The simplest way to make Chinese kimchi at home is to use Chinese cabbage, garlic, ginger, scallions, and chili flakes. Wash and chop the cabbage, mix it with salt, and let it sit for a few hours. Rinse the cabbage, mix it with the other ingredients, and pack it into a jar. Let it ferment for a few days before serving.

How does Chinese kimchi differ from the Korean version?

Chinese kimchi differs from the Korean version in a few ways. Chinese kimchi is usually less spicy and less sour than Korean kimchi. It also often contains different vegetables, such as radish and carrots, and is sometimes made with seafood, such as oysters or shrimp.

Can you recommend a top-notch Chinese kimchi recipe?

One top-notch Chinese kimchi recipe is to use Chinese cabbage, garlic, ginger, scallions, chili flakes, and oysters. Follow the same steps as the simplest way to make Chinese kimchi, but add oysters to the mix. This will give the kimchi a unique and delicious flavour.

Is it possible to use Chinese cabbage in making kimchi?

Yes, it is possible to use Chinese cabbage in making kimchi. In fact, Chinese cabbage is a common ingredient in Chinese kimchi. It has a milder flavour than Korean cabbage, which makes it a good choice for those who don't like spicy food.

What are the health benefits of consuming Chinese kimchi?

Consuming Chinese kimchi has many health benefits. It is a good source of probiotics, which can improve digestion and boost the immune system. It is also low in calories and high in fibre, which can help with weight loss and lower the risk of heart disease.

How do you traditionally prepare kimchi in China?

Traditionally, kimchi is prepared in China by mixing Chinese cabbage with salt and letting it sit for a few hours. The cabbage is then rinsed and mixed with garlic, ginger, scallions, and chili flakes.

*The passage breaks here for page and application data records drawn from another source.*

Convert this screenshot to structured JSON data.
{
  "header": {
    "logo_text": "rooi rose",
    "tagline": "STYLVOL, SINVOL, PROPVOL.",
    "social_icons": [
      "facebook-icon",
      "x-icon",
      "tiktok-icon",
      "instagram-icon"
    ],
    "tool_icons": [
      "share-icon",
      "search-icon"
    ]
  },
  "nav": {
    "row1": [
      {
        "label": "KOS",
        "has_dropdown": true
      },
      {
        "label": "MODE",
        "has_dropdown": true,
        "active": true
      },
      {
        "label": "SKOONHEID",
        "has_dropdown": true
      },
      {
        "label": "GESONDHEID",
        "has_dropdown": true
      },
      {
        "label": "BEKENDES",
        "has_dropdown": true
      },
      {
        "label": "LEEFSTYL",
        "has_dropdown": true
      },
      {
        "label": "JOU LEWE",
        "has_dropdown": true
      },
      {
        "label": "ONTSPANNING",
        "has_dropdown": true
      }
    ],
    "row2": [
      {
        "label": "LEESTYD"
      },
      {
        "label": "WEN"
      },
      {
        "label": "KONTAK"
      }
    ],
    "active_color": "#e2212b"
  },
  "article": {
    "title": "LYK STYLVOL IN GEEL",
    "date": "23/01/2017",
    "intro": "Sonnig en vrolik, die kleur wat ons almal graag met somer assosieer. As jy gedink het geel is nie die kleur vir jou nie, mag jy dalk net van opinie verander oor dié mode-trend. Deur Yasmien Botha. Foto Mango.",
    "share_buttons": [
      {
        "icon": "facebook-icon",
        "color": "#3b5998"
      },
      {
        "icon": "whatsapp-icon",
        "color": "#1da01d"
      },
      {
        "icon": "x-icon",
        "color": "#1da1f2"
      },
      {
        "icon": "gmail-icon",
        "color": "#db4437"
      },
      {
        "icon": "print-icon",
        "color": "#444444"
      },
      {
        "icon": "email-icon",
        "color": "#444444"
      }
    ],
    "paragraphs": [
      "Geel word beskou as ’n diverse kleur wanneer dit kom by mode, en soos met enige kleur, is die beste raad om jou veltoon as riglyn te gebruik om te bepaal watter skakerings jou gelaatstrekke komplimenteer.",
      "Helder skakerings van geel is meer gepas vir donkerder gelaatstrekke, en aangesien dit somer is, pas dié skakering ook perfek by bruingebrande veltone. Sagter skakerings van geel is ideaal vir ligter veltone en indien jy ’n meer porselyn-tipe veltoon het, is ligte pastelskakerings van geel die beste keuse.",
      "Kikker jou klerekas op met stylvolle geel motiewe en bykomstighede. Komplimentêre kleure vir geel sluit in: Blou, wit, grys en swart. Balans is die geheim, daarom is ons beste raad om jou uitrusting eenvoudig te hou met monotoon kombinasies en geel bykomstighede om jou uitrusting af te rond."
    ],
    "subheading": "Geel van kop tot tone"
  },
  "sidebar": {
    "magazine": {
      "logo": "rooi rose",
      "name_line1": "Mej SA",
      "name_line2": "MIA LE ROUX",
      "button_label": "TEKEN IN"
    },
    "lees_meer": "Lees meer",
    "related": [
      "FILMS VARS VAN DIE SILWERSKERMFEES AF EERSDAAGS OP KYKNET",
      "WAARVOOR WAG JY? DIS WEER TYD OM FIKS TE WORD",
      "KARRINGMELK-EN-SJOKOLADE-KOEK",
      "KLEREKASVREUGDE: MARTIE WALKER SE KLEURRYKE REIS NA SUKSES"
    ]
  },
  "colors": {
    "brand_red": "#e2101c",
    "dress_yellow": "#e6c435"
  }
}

Some recipes also include seafood, such as oysters or shrimp. The mixture is then packed into a jar and left to ferment for a few days before serving.